This morning I read the "California Office to Reform Education" No Child Left Behind waiver request. It is available here.
It is not a very interesting document. It offers a new accountability plan that will definitely require more student testing, and teachers will absolutely be evaluated on that assessment. (Waiver requests require this; SFUSD at least has been rather quiet about this.) In theory, the CORE districts will also take into consideration social-emotional well-being when judging accountability; this definitely means student surveys and possibly means building repairs.

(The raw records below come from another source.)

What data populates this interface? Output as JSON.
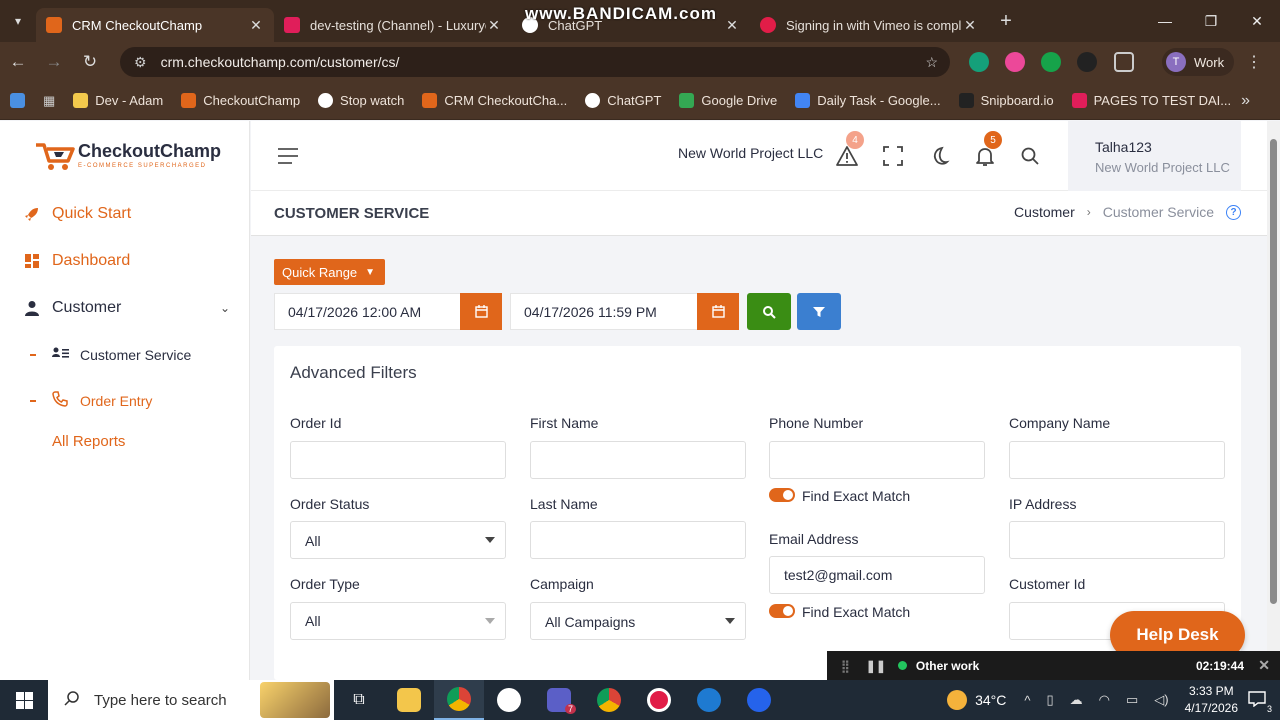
{
  "browser": {
    "tabs": [
      {
        "label": "CRM CheckoutChamp",
        "active": true,
        "color": "#e0661b"
      },
      {
        "label": "dev-testing (Channel) - Luxuryc",
        "active": false,
        "color": "#e01e5a"
      },
      {
        "label": "ChatGPT",
        "active": false,
        "color": "#ffffff"
      },
      {
        "label": "Signing in with Vimeo is compl",
        "active": false,
        "color": "#e11d48"
      }
    ],
    "watermark": "www.BANDICAM.com",
    "url": "crm.checkoutchamp.com/customer/cs/",
    "profile_initial": "T",
    "profile_label": "Work",
    "bookmarks": [
      {
        "label": "Dev - Adam",
        "color": "#f2c94c"
      },
      {
        "label": "CheckoutChamp",
        "color": "#e0661b"
      },
      {
        "label": "Stop watch",
        "color": "#ffffff"
      },
      {
        "label": "CRM CheckoutCha...",
        "color": "#e0661b"
      },
      {
        "label": "ChatGPT",
        "color": "#ffffff"
      },
      {
        "label": "Google Drive",
        "color": "#34a853"
      },
      {
        "label": "Daily Task - Google...",
        "color": "#4285f4"
      },
      {
        "label": "Snipboard.io",
        "color": "#222222"
      },
      {
        "label": "PAGES TO TEST DAI...",
        "color": "#e01e5a"
      }
    ]
  },
  "app": {
    "brand": "CheckoutChamp",
    "tagline": "E-COMMERCE SUPERCHARGED",
    "accent": "#e0661b",
    "sidebar": {
      "quick_start": "Quick Start",
      "dashboard": "Dashboard",
      "customer": "Customer",
      "customer_service": "Customer Service",
      "order_entry": "Order Entry",
      "all_reports": "All Reports"
    },
    "topbar": {
      "company": "New World Project LLC",
      "alert_count": "4",
      "notification_count": "5",
      "user_name": "Talha123",
      "user_company": "New World Project LLC"
    },
    "page": {
      "title": "CUSTOMER SERVICE",
      "breadcrumb_parent": "Customer",
      "breadcrumb_current": "Customer Service"
    },
    "range": {
      "quick_range_label": "Quick Range",
      "start": "04/17/2026 12:00 AM",
      "end": "04/17/2026 11:59 PM"
    },
    "filters": {
      "title": "Advanced Filters",
      "order_id_label": "Order Id",
      "order_id_value": "",
      "first_name_label": "First Name",
      "first_name_value": "",
      "phone_label": "Phone Number",
      "phone_value": "",
      "company_label": "Company Name",
      "company_value": "",
      "order_status_label": "Order Status",
      "order_status_value": "All",
      "last_name_label": "Last Name",
      "last_name_value": "",
      "find_exact_1": "Find Exact Match",
      "ip_label": "IP Address",
      "ip_value": "",
      "email_label": "Email Address",
      "email_value": "test2@gmail.com",
      "order_type_label": "Order Type",
      "order_type_value": "All",
      "campaign_label": "Campaign",
      "campaign_value": "All Campaigns",
      "find_exact_2": "Find Exact Match",
      "customer_id_label": "Customer Id",
      "customer_id_value": ""
    },
    "help_desk": "Help Desk"
  },
  "recorder": {
    "label": "Other work",
    "time": "02:19:44"
  },
  "taskbar": {
    "search_placeholder": "Type here to search",
    "temperature": "34°C",
    "time": "3:33 PM",
    "date": "4/17/2026",
    "teams_badge": "7",
    "notif_count": "3"
  }
}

It is also not a very well-edited document. I suppose the redundancies of language are to be expected in a waiver application; the more you sound like Arne Duncan, the better your chances, right? There is also some confusion about the number of districts making up the CORE; ten Superintendents sit on the Board but most of the documentation refers to eight districts. (Also, someone forgot to remove editing notes, so that on page 44, there's a parenthetical asking if eight should be changed to 10?? (question marks as shown here).
More interesting are the people and foundations supporting CORE. Its Executive Director is Rick Miller of Capitol Impact. Capitol Impact engages in "non-lobbying" activities that include providing "access to policymakers and opinion leaders". Capitol Impact works closely with the Gates Foundation and the pension-loathing millionaires at California Forward.

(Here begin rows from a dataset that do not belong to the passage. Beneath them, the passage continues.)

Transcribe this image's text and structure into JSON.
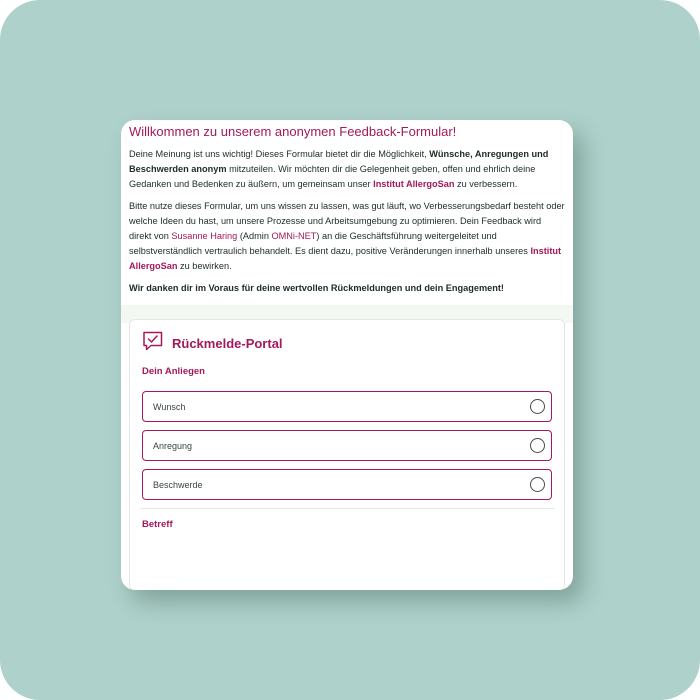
{
  "intro": {
    "title": "Willkommen zu unserem anonymen Feedback-Formular!",
    "p1": {
      "a": "Deine Meinung ist uns wichtig! Dieses Formular bietet dir die Möglichkeit, ",
      "b": "Wünsche, Anregungen und Beschwerden anonym",
      "c": " mitzuteilen. Wir möchten dir die Gelegenheit geben, offen und ehrlich deine Gedanken und Bedenken zu äußern, um gemeinsam unser ",
      "d": "Institut AllergoSan",
      "e": " zu verbessern."
    },
    "p2": {
      "a": "Bitte nutze dieses Formular, um uns wissen zu lassen, was gut läuft, wo Verbesserungsbedarf besteht oder welche Ideen du hast, um unsere Prozesse und Arbeitsumgebung zu optimieren. Dein Feedback wird direkt von ",
      "b": "Susanne Haring",
      "c": " (Admin ",
      "d": "OMNi-NET",
      "e": ") an die Geschäftsführung weitergeleitet und selbstverständlich vertraulich behandelt. Es dient dazu, positive Veränderungen innerhalb unseres ",
      "f": "Institut AllergoSan",
      "g": " zu bewirken."
    },
    "thanks": "Wir danken dir im Voraus für deine wertvollen Rückmeldungen und dein Engagement!"
  },
  "portal": {
    "title": "Rückmelde-Portal",
    "icon": "feedback-check-icon",
    "concern_label": "Dein Anliegen",
    "options": [
      {
        "label": "Wunsch"
      },
      {
        "label": "Anregung"
      },
      {
        "label": "Beschwerde"
      }
    ],
    "subject_label": "Betreff"
  },
  "colors": {
    "accent": "#a3195b",
    "background": "#aed1cb",
    "band": "#f3f8f2"
  }
}
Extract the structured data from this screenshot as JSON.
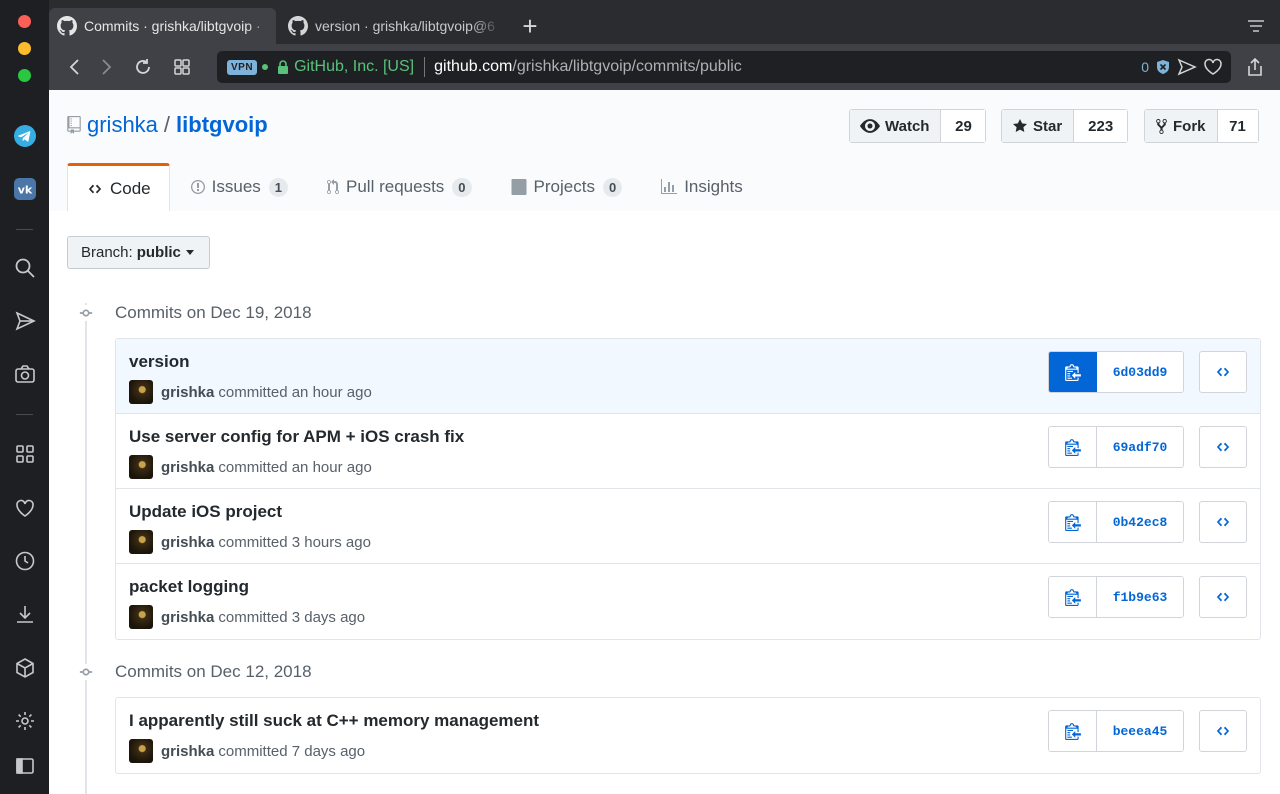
{
  "browser": {
    "tabs": [
      {
        "title": "Commits · grishka/libtgvoip · ",
        "active": true
      },
      {
        "title": "version · grishka/libtgvoip@6",
        "active": false
      }
    ],
    "new_tab_symbol": "+",
    "address": {
      "vpn_badge": "VPN",
      "cert_name": "GitHub, Inc. [US]",
      "url_host": "github.com",
      "url_path": "/grishka/libtgvoip/commits/public",
      "blocked_count": "0"
    },
    "colors": {
      "accent": "#0366d6",
      "cert": "#58c27b",
      "tab_highlight": "#e36209"
    }
  },
  "sidebar": {
    "icons": [
      "telegram-icon",
      "vk-icon",
      "search-icon",
      "send-icon",
      "camera-icon",
      "apps-icon",
      "heart-icon",
      "clock-icon",
      "download-icon",
      "cube-icon",
      "gear-icon",
      "sidebar-toggle-icon"
    ]
  },
  "repo": {
    "owner": "grishka",
    "separator": "/",
    "name": "libtgvoip",
    "watch": {
      "label": "Watch",
      "count": "29"
    },
    "star": {
      "label": "Star",
      "count": "223"
    },
    "fork": {
      "label": "Fork",
      "count": "71"
    },
    "tabs": [
      {
        "label": "Code",
        "counter": ""
      },
      {
        "label": "Issues",
        "counter": "1"
      },
      {
        "label": "Pull requests",
        "counter": "0"
      },
      {
        "label": "Projects",
        "counter": "0"
      },
      {
        "label": "Insights",
        "counter": ""
      }
    ],
    "branch": {
      "prefix": "Branch:",
      "name": "public"
    }
  },
  "commit_groups": [
    {
      "date": "Commits on Dec 19, 2018",
      "commits": [
        {
          "message": "version",
          "author": "grishka",
          "meta": "committed an hour ago",
          "sha": "6d03dd9"
        },
        {
          "message": "Use server config for APM + iOS crash fix",
          "author": "grishka",
          "meta": "committed an hour ago",
          "sha": "69adf70"
        },
        {
          "message": "Update iOS project",
          "author": "grishka",
          "meta": "committed 3 hours ago",
          "sha": "0b42ec8"
        },
        {
          "message": "packet logging",
          "author": "grishka",
          "meta": "committed 3 days ago",
          "sha": "f1b9e63"
        }
      ]
    },
    {
      "date": "Commits on Dec 12, 2018",
      "commits": [
        {
          "message": "I apparently still suck at C++ memory management",
          "author": "grishka",
          "meta": "committed 7 days ago",
          "sha": "beeea45"
        }
      ]
    }
  ]
}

Among those associated with and funding CORE's work is the Parthenon Group. They most recently came to my notice when they anonymously tipped off the San Francisco Chronicle that teachers unions hate school districts getting money. Actually, it ends up that the story was more that school district officials and union leaders do not agree with the Parthenon Group that accepting small sums of money in exchange for larger, permanent cash outlays is a great idea.

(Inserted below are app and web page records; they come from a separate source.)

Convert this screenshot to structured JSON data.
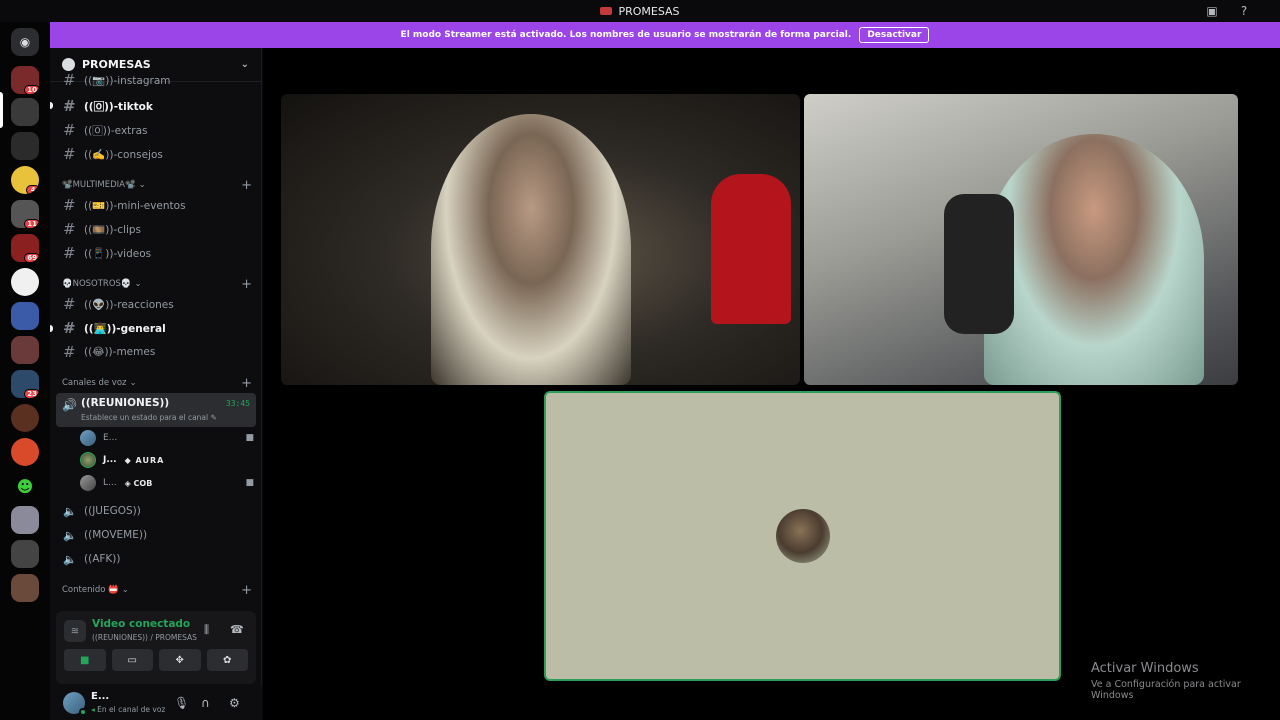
{
  "titlebar": {
    "title": "PROMESAS"
  },
  "banner": {
    "message": "El modo Streamer está activado. Los nombres de usuario se mostrarán de forma parcial.",
    "button": "Desactivar"
  },
  "server": {
    "name": "PROMESAS"
  },
  "channels": {
    "instagram": "((📷))-instagram",
    "tiktok": "((🄾))-tiktok",
    "extras": "((🄾))-extras",
    "consejos": "((✍️))-consejos",
    "cat_multimedia": "📽️MULTIMEDIA📽️",
    "mini_eventos": "((🎫))-mini-eventos",
    "clips": "((🎞️))-clips",
    "videos": "((📱))-videos",
    "cat_nosotros": "💀NOSOTROS💀",
    "reacciones": "((👽))-reacciones",
    "general": "((👨‍💻))-general",
    "memes": "((😂))-memes",
    "cat_voz": "Canales de voz",
    "reuniones": "((REUNIONES))",
    "reuniones_time": "33:45",
    "reuniones_status": "Establece un estado para el canal",
    "user1": "E...",
    "user2": "J...",
    "user2_tag": "AURA",
    "user3": "L...",
    "user3_tag": "COB",
    "juegos": "((JUEGOS))",
    "moveme": "((MOVEME))",
    "afk": "((AFK))",
    "cat_contenido": "Contenido 📛"
  },
  "rtc": {
    "status": "Video conectado",
    "location": "((REUNIONES)) / PROMESAS"
  },
  "userbar": {
    "name": "E...",
    "status": "En el canal de voz"
  },
  "server_badges": [
    "10",
    "4",
    "11",
    "69",
    "23"
  ],
  "watermark": {
    "line1": "Activar Windows",
    "line2": "Ve a Configuración para activar Windows"
  },
  "colors": {
    "accent_streamer": "#9b44e8",
    "connected_green": "#23a55a",
    "mention_red": "#f23f43"
  }
}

Anyway, my brief examination of CORE's founders, friends, and associates confirms my general opinion of the CORE waiver: there may be some good ideas in there, but despite the local rhetoric, it's more untested reform at the behest of the powerful.